The AFL’s best defenders can consider themselves warned – Brownlow medallist Nat Fyfe plans to spend more time up forward next season as Fremantle search for the extra goals needed to secure that elusive first AFL flag.
Despite claiming their maiden minor premiership in 2015, the Dockers were outscored by 10 other clubs during the home-and-away season and could only manage 10 goals in each of their two finals.
With all-time leading goalkicker Matthew Pavlich expected to announce his retirement, Fremantle’s need for more scoring punch is greater than ever.
That’s where the 190cm-Fyfe comes in, once he recovers from impending surgery to repair the broken leg sustained in the preliminary final loss to Hawthorn.
“From here I think it’s all about diversification,” the 24-year-old Fyfe said on Tuesday as the reality of becoming the Dockers’ first Brownlow medallist began to sink in.
“Clearly the No.1 issue I’ve got is my body, being able to get through a whole season unscathed and uninjured – so I will have to build some more tools into my body.
“The reality is I’m going to have to play more as a forward and kick more goals.
“We’ve got a midfield that is developed and has got plenty of firepower now so that will be a big focus of mine next year.”
Fyfe spent much of his junior career in attack and has always loved kicking goals, averaging just under one per game in his career to date.
“With the marking ability as sort of a goal now it’s only natural that I go forward and spend time there,” he said.
“With the game developing to 90 rotations and no sub rule there is going to be more emphasis on players spending more time on the ground – rather than resting on the pine, guys are going to be resting forward.

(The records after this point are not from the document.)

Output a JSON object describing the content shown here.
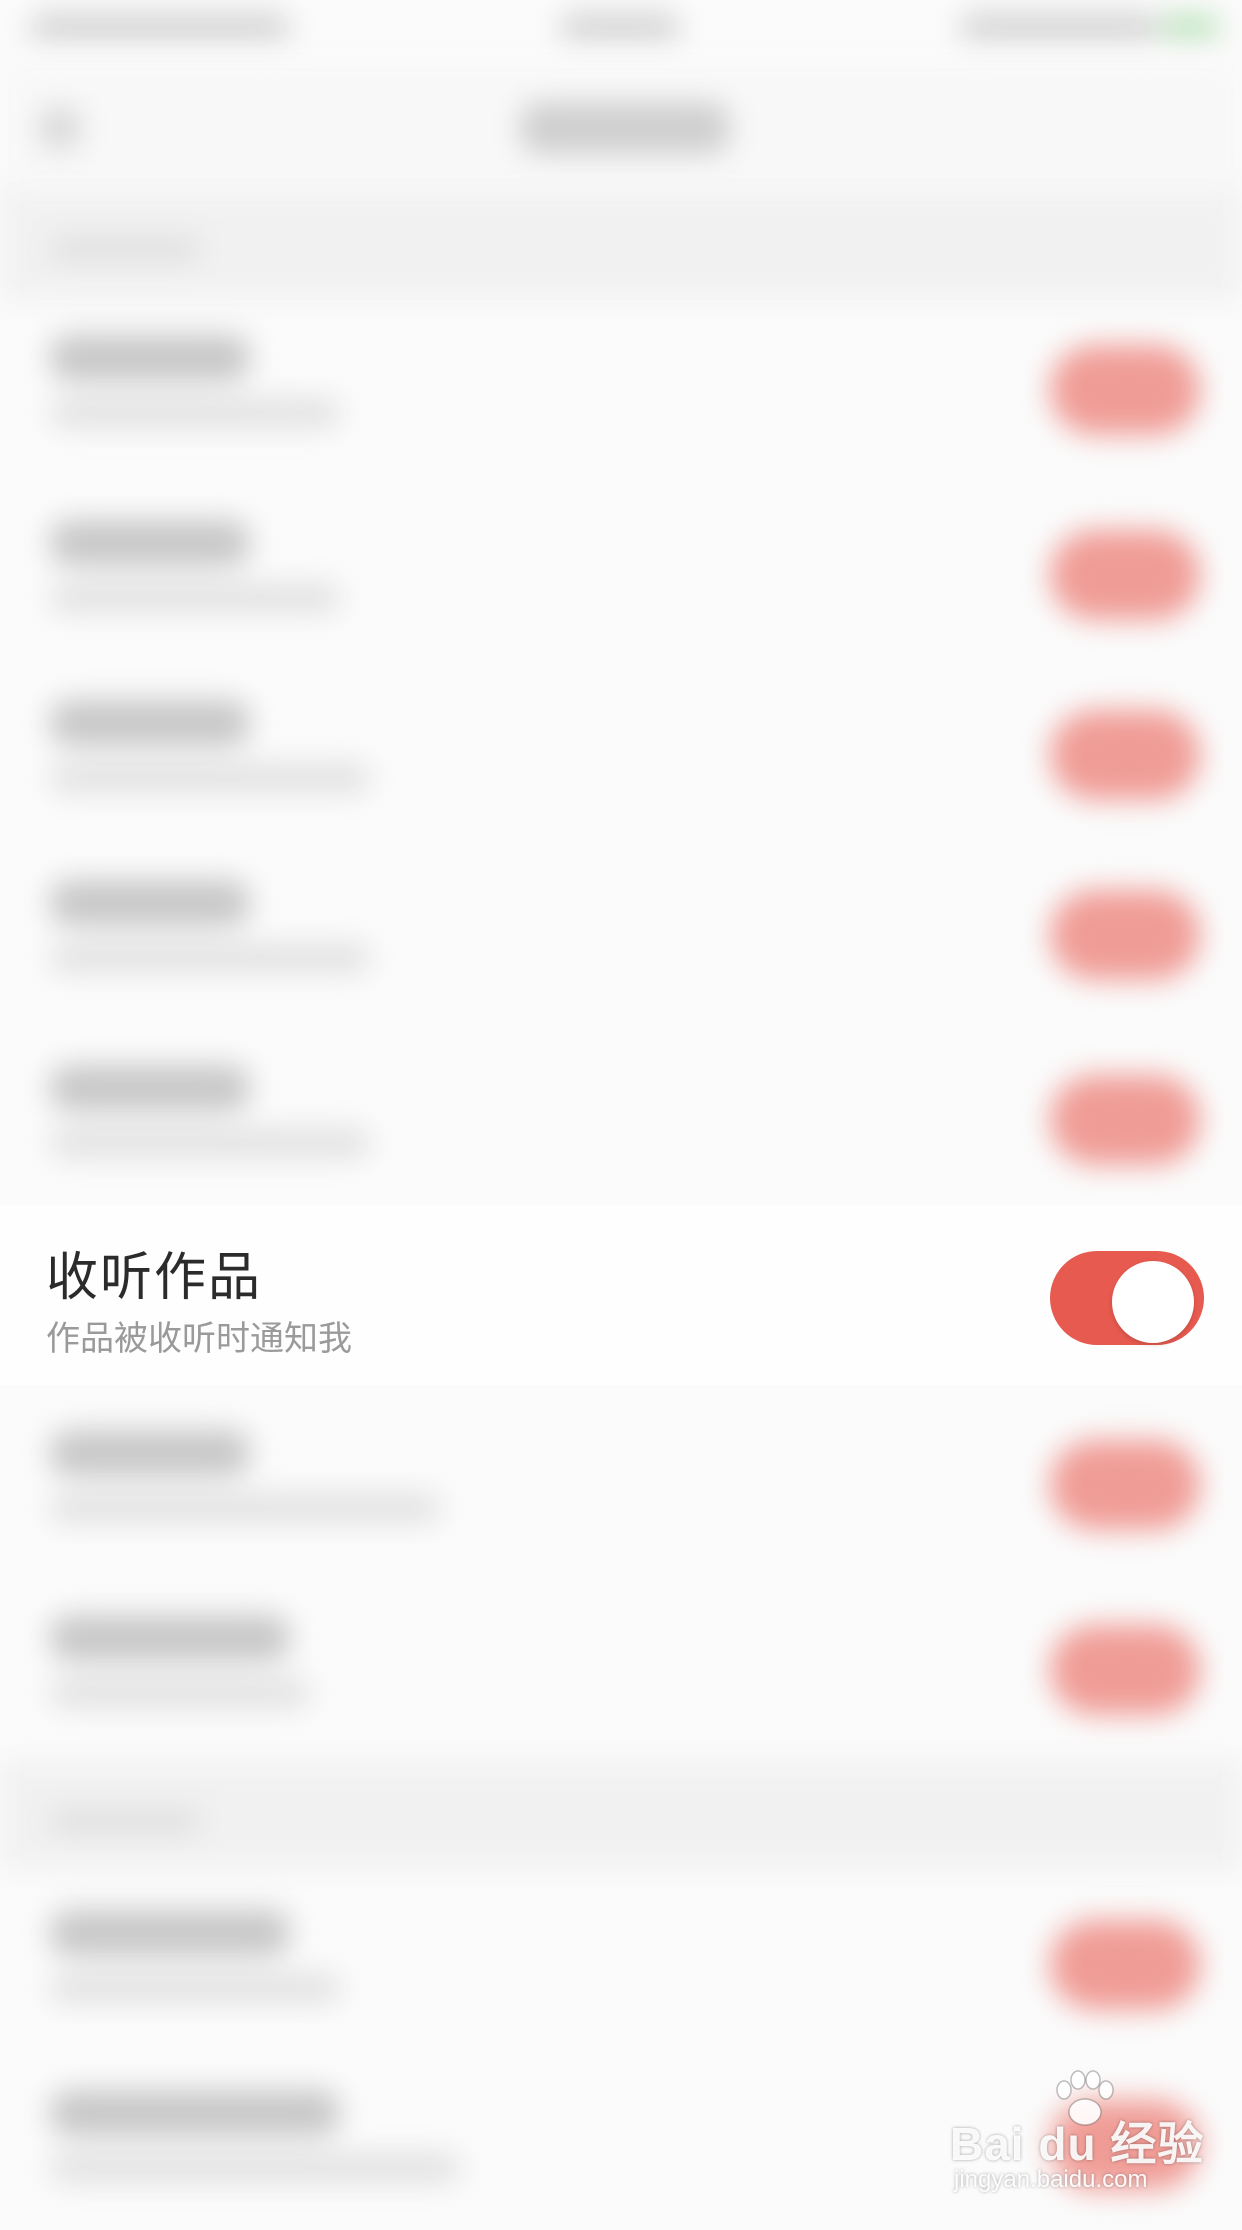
{
  "focused_setting": {
    "title": "收听作品",
    "subtitle": "作品被收听时通知我",
    "toggle_on": true,
    "toggle_color": "#e65a4f"
  },
  "watermark": {
    "brand": "Bai du 经验",
    "url": "jingyan.baidu.com"
  },
  "colors": {
    "accent": "#e65a4f",
    "background": "#fbfbfb"
  }
}
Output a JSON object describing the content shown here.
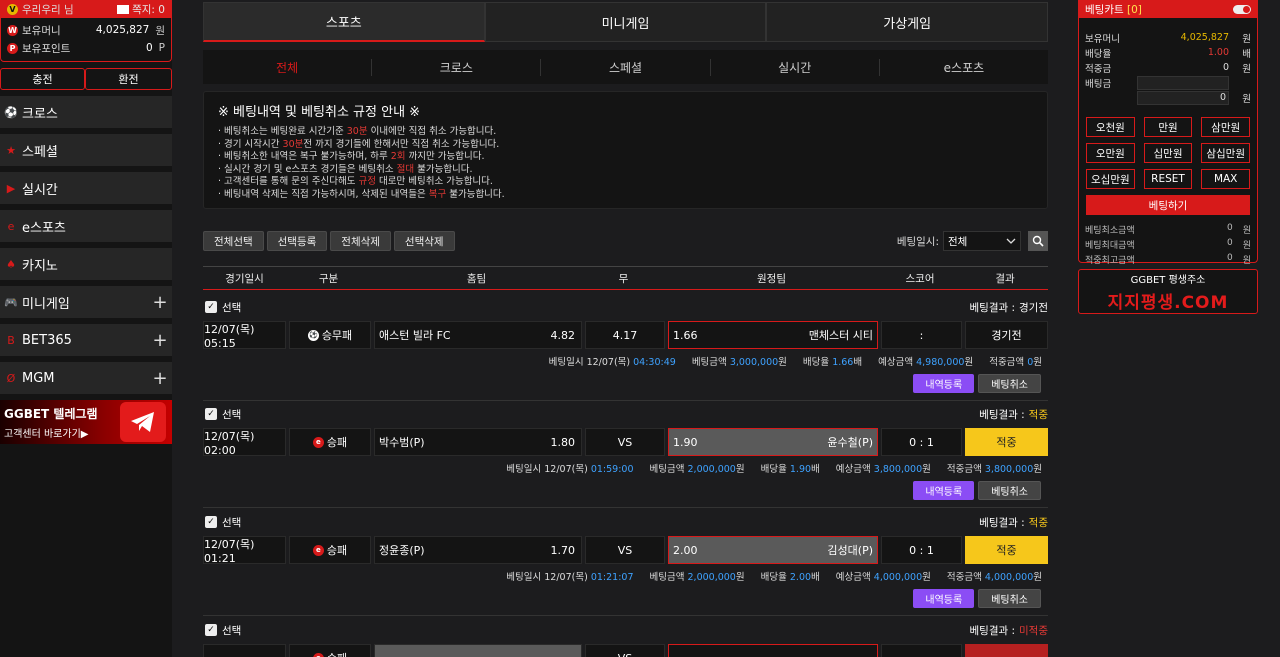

“I think that’s something I can exploit.”
Fyfe was due to visit his surgeon on Tuesday and will have his broken leg operated on this week, which will allow him time to recuperate before hitting the ground running for the start of the pre-season campaign.
Dockers coach Ross Lyon admitted on Monday night he was uncomfortable that Fyfe had played on with the leg fracture suffered midway through the preliminary final against the Hawks.
Fyfe rose above the pain to again be one of Fremantle’s best players in the 27-point loss.
It was a remarkable act of will power, although Lyon did not find out about the extent of the injury until well after the final siren.
“We’re not wearing it as a badge of honour as a club,” Lyon said.
“We’re not uncomfortable because we were negligent, but we were uncomfortable because we’d prefer it didn’t happen.”
Fyfe went into the game with an existing leg injury, having missed four of the last six games of the regular season.
It was thought that barren end to the year might cost him the Brownlow, but Fyfe amassed enough votes early in the count.
He finished with 31 votes – including a record nine best-afields – to win by three from 2014 Brownlow medallist Matt Priddis of West Coast.
While Lyon was uneasy about Fyfe playing out the preliminary final, the coach heaped praise on the onballer for his season.
“Nathan sits comfortable alongside any other Brownlow medallist with his level of performance,” Lyon told Channel Seven.
“It was extreme, it was consistent and yet he’s not satisfied.
“It’s a clearly significant performance.”
Fyfe went to a new level this year following a rigorous training program during the off-season.
“His legs looked enormous – I couldn’t believe it,” Lyon said.
“And all summer, he was just tearing the house down on the track and was just building on it and stacking the work.
“Then once we started playing games, it just erupted.”